Exercise details:
Without the pictures, give every record again exactly.

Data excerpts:

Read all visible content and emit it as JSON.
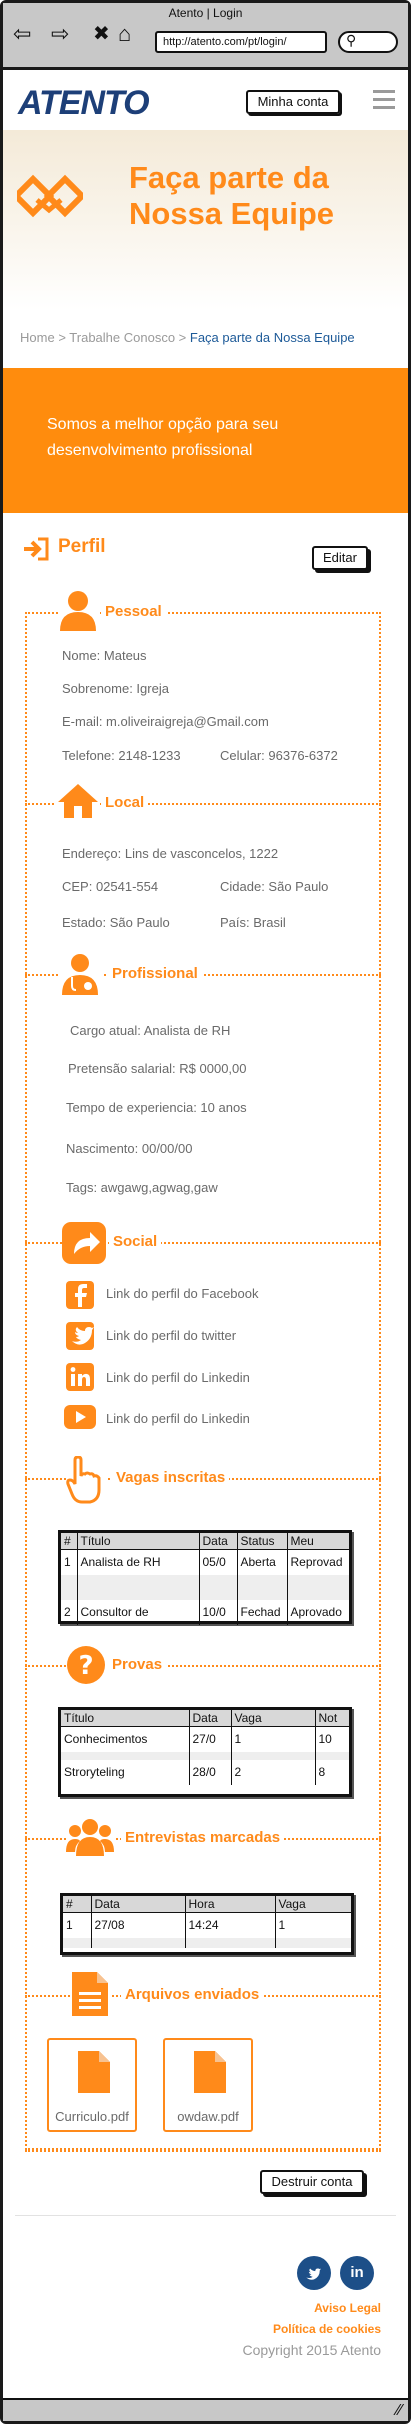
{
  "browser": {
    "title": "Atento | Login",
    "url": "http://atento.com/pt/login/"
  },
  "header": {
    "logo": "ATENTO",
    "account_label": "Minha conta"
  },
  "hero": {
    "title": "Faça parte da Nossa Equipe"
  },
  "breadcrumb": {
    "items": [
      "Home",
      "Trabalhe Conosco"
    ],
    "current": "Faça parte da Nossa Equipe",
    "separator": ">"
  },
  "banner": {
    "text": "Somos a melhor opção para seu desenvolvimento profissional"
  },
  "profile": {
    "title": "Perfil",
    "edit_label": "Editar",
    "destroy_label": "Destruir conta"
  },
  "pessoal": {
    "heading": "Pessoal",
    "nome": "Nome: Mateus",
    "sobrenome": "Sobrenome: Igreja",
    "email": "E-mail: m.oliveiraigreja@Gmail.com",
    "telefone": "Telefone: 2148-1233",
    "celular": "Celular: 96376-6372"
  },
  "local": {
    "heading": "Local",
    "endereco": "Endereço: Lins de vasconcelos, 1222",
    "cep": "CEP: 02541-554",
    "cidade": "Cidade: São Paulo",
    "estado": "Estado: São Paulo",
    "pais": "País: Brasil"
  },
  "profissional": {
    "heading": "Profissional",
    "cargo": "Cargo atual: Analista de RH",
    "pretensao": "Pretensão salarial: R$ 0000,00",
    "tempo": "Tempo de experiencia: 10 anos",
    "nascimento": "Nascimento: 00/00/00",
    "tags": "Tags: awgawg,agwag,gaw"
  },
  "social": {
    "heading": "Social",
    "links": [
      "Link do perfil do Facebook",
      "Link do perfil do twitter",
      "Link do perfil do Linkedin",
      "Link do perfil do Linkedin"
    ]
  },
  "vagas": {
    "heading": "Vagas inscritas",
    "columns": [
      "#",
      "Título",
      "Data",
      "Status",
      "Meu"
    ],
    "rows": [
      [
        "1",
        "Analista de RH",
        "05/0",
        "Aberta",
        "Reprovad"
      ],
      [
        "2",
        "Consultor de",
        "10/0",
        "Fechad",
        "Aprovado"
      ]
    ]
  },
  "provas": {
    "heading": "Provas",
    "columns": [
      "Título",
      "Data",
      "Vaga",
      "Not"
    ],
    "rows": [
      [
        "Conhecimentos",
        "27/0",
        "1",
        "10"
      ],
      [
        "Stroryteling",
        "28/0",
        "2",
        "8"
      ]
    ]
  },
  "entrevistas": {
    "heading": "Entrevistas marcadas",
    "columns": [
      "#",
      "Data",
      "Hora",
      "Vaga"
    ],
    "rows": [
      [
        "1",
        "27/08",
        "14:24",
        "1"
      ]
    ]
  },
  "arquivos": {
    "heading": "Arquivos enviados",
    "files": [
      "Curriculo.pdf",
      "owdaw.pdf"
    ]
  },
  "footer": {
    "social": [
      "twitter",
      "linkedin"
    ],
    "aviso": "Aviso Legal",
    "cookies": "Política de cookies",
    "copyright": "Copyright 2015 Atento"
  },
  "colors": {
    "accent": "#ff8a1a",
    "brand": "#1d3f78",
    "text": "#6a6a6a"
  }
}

Response area:
Read all visible content and emit it as JSON.
{
  "browser": {
    "title": "Atento | Login",
    "url": "http://atento.com/pt/login/"
  },
  "header": {
    "logo": "ATENTO",
    "account_label": "Minha conta"
  },
  "hero": {
    "title": "Faça parte da Nossa Equipe"
  },
  "breadcrumb": {
    "items": [
      "Home",
      "Trabalhe Conosco"
    ],
    "current": "Faça parte da Nossa Equipe",
    "separator": ">"
  },
  "banner": {
    "text": "Somos a melhor opção para seu desenvolvimento profissional"
  },
  "profile": {
    "title": "Perfil",
    "edit_label": "Editar",
    "destroy_label": "Destruir conta"
  },
  "pessoal": {
    "heading": "Pessoal",
    "nome": "Nome: Mateus",
    "sobrenome": "Sobrenome: Igreja",
    "email": "E-mail: m.oliveiraigreja@Gmail.com",
    "telefone": "Telefone: 2148-1233",
    "celular": "Celular: 96376-6372"
  },
  "local": {
    "heading": "Local",
    "endereco": "Endereço: Lins de vasconcelos, 1222",
    "cep": "CEP: 02541-554",
    "cidade": "Cidade: São Paulo",
    "estado": "Estado: São Paulo",
    "pais": "País: Brasil"
  },
  "profissional": {
    "heading": "Profissional",
    "cargo": "Cargo atual: Analista de RH",
    "pretensao": "Pretensão salarial: R$ 0000,00",
    "tempo": "Tempo de experiencia: 10 anos",
    "nascimento": "Nascimento: 00/00/00",
    "tags": "Tags: awgawg,agwag,gaw"
  },
  "social": {
    "heading": "Social",
    "links": [
      "Link do perfil do Facebook",
      "Link do perfil do twitter",
      "Link do perfil do Linkedin",
      "Link do perfil do Linkedin"
    ]
  },
  "vagas": {
    "heading": "Vagas inscritas",
    "columns": [
      "#",
      "Título",
      "Data",
      "Status",
      "Meu"
    ],
    "rows": [
      [
        "1",
        "Analista de RH",
        "05/0",
        "Aberta",
        "Reprovad"
      ],
      [
        "2",
        "Consultor de",
        "10/0",
        "Fechad",
        "Aprovado"
      ]
    ]
  },
  "provas": {
    "heading": "Provas",
    "columns": [
      "Título",
      "Data",
      "Vaga",
      "Not"
    ],
    "rows": [
      [
        "Conhecimentos",
        "27/0",
        "1",
        "10"
      ],
      [
        "Stroryteling",
        "28/0",
        "2",
        "8"
      ]
    ]
  },
  "entrevistas": {
    "heading": "Entrevistas marcadas",
    "columns": [
      "#",
      "Data",
      "Hora",
      "Vaga"
    ],
    "rows": [
      [
        "1",
        "27/08",
        "14:24",
        "1"
      ]
    ]
  },
  "arquivos": {
    "heading": "Arquivos enviados",
    "files": [
      "Curriculo.pdf",
      "owdaw.pdf"
    ]
  },
  "footer": {
    "social": [
      "twitter",
      "linkedin"
    ],
    "aviso": "Aviso Legal",
    "cookies": "Política de cookies",
    "copyright": "Copyright 2015 Atento"
  },
  "colors": {
    "accent": "#ff8a1a",
    "brand": "#1d3f78",
    "text": "#6a6a6a"
  }
}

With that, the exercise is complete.